Schools are dynamic and ever-changing. Just when you think you are on top of one element of the workload, another task demands attention. Teachers and school leaders face waves of administration, data collection, and student needs that are increasing as well as constant demand on time in school and out.
The recent industrial action of teacher unions reinforces the findings of inquiries and studies that conclude “All aspects of the work of teachers has grown in volume and complexity”. The 2020 NSW People Matter Employee survey reported that only one-third of teachers say they have time to do their job well. The Sydney University study, ‘Understanding Work in Schools’ (2018) reported that school leaders work 62 hours per week, head teachers and assistant principals 58 hours per week, and classroom teachers 55 hours per week.
The results of unpacking workload will look different for every educator. While workload is unique, specific to personal context, strategies of how to create a healthy work-life balance to practice self-care, can be applied by anyone at any time.
Self-care is not a new idea. It is foundational to effective decision making and ethical action. Self-care is personal and unique to everyone. It relates to what you do at work and away from work to look after your whole self.
Self-care can be described in several ways:
- Activities and practices that give you strength, that lower the level of stress and contribute to your wellbeing
- Reflecting on when stress is manageable/less manageable
- Reflecting on when physical and emotional wellbeing is enhanced
Self-care is often categorised into six areas, and each of these help people recognise the types of ways unique individuals can re-energise, prioritise, and lower stress. Areas and some examples include:
- Physical self-care: sleep, diet, physical activity
- Emotional self-care: gratitude practices, experiences, relationship, and connection
- Psychological self-care: reflective journaling, non-work hobbies, scheduled down time
- Workplace self-care: a consistent plan, peer support, professional learning, and development
- Spiritual self-care: reflective practices and places, time in nature, meditation, breathing techniques.
- Relationship self-care: close relationship, family, and friends, reflecting on work schedules and impact on home life.
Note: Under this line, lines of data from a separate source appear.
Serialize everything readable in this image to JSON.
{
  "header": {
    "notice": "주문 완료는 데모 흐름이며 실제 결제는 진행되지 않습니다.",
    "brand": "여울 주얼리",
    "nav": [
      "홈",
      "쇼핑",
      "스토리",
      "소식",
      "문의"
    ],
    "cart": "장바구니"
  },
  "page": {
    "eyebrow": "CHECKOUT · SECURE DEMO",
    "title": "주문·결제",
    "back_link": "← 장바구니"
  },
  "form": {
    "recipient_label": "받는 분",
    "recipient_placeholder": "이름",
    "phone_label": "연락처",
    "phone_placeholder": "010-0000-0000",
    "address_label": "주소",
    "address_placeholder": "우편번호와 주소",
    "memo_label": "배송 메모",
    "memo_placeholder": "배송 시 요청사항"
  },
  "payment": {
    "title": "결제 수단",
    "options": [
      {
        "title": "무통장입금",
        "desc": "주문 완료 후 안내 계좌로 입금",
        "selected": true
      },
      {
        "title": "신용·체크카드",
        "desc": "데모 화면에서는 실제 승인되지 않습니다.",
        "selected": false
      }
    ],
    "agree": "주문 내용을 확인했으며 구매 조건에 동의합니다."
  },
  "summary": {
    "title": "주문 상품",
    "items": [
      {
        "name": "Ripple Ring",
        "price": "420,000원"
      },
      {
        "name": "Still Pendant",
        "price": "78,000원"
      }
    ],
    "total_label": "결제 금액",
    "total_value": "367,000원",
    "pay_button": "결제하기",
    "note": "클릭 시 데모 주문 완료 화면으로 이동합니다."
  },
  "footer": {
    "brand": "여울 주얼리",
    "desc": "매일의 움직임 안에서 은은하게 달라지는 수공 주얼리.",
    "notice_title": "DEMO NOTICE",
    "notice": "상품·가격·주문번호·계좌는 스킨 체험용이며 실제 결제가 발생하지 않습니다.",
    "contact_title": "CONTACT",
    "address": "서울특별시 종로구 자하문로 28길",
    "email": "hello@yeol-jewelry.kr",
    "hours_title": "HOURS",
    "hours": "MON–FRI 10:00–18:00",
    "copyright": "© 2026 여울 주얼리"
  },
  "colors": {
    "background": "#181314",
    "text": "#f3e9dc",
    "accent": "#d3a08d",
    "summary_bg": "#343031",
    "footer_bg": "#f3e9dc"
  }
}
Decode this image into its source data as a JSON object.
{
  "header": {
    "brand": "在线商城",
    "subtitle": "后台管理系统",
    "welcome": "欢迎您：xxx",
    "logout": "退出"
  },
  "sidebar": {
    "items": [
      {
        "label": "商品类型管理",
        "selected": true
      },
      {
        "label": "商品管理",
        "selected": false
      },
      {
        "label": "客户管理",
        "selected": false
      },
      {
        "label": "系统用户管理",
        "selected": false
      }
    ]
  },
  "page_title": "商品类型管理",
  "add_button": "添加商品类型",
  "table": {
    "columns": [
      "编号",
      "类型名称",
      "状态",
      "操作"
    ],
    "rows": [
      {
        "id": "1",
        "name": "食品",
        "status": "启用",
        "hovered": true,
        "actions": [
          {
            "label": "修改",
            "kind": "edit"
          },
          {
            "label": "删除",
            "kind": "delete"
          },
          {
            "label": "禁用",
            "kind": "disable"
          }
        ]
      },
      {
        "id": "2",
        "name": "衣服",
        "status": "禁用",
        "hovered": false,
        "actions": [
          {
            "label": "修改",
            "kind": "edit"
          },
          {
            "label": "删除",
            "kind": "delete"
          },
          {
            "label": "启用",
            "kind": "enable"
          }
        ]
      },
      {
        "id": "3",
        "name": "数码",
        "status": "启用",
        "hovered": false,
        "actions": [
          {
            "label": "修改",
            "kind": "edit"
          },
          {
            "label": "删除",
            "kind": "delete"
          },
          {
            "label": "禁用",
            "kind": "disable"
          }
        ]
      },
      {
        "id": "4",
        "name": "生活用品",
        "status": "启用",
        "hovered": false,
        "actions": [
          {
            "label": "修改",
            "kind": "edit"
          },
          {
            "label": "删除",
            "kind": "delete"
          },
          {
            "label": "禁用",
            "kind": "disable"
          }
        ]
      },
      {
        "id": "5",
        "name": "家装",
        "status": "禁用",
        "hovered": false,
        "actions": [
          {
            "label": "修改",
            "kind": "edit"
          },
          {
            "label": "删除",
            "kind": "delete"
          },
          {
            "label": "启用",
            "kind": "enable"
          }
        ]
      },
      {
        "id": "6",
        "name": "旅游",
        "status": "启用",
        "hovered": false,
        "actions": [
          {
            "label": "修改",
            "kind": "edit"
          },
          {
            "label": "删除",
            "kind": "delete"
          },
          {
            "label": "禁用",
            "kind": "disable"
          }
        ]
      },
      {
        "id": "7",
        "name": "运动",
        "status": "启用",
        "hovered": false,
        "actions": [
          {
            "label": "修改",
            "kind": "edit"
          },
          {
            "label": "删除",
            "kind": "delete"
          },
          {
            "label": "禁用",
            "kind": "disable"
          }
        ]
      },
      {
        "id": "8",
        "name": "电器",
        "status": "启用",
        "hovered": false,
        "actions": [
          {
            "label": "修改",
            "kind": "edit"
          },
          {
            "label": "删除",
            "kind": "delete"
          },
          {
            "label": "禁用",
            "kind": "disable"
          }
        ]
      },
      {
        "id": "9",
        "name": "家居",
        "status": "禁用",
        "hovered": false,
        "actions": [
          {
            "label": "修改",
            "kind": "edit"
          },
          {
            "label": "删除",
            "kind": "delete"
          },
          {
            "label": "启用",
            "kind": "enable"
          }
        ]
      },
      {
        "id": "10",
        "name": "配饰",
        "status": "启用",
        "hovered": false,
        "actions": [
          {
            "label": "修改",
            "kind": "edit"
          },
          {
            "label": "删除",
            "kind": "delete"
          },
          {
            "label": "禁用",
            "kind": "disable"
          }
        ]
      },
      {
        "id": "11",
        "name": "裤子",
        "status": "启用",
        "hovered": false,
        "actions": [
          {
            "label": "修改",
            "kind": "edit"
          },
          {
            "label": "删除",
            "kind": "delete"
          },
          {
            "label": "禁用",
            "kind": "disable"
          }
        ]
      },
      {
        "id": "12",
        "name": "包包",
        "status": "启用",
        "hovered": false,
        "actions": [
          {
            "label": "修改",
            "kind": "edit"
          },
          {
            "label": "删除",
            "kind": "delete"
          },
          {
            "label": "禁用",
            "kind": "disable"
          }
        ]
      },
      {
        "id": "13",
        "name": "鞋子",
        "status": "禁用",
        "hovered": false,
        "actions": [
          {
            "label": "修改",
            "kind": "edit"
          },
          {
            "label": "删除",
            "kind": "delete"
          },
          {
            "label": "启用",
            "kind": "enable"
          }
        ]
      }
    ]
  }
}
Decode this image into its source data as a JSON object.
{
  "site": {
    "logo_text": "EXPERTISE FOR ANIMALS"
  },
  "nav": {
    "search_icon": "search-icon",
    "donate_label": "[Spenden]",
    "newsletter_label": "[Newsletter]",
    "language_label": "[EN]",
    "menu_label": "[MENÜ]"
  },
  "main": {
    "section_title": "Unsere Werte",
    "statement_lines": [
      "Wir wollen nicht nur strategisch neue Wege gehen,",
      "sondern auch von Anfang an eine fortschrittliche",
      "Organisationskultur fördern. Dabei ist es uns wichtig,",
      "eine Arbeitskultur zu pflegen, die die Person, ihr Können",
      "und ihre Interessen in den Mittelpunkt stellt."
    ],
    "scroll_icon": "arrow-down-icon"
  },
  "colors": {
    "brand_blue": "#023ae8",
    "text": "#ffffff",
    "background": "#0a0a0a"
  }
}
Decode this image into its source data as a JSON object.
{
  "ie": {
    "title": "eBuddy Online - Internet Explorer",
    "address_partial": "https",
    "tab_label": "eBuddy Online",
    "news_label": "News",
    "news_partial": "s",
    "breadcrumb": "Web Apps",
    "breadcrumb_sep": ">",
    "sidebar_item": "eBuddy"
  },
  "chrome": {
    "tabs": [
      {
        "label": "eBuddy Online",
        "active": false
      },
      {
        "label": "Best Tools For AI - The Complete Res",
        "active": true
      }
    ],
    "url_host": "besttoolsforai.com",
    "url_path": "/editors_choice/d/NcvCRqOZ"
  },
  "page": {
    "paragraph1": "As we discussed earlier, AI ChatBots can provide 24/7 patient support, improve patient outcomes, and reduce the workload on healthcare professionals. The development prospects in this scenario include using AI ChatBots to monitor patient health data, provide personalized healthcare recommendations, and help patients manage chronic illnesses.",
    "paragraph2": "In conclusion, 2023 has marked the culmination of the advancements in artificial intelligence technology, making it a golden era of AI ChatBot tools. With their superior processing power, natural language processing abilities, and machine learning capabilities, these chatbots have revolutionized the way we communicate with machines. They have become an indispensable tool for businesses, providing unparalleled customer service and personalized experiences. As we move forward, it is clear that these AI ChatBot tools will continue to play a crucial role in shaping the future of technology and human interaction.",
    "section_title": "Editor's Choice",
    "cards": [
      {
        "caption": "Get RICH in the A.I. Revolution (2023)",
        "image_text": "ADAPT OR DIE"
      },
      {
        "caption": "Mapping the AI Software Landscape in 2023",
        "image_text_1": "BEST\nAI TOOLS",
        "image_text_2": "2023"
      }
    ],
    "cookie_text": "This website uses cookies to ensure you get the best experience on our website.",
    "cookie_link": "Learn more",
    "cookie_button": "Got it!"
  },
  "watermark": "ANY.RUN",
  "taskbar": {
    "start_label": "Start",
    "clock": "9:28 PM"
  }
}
Reflecting on what self-care really means for you, putting actions in place for self-care strategies and allowing maximum opportunities to practice self-care must be a priority. Despite the difficulty in finding this time, the very action to highlight the significance is the first step in the process of change.
Teachers and school leaders who don’t manage a good work-life balance, or at least a proper work-life blending, will often show evidence of this physical, emotional, and psychological stress which in turn affects their ability to deal with other people.
By finding ways to care for self, to find balance in your life, and to preserve your sanity, you will be able to do a better job of responding to all the people and competing demands that you face daily.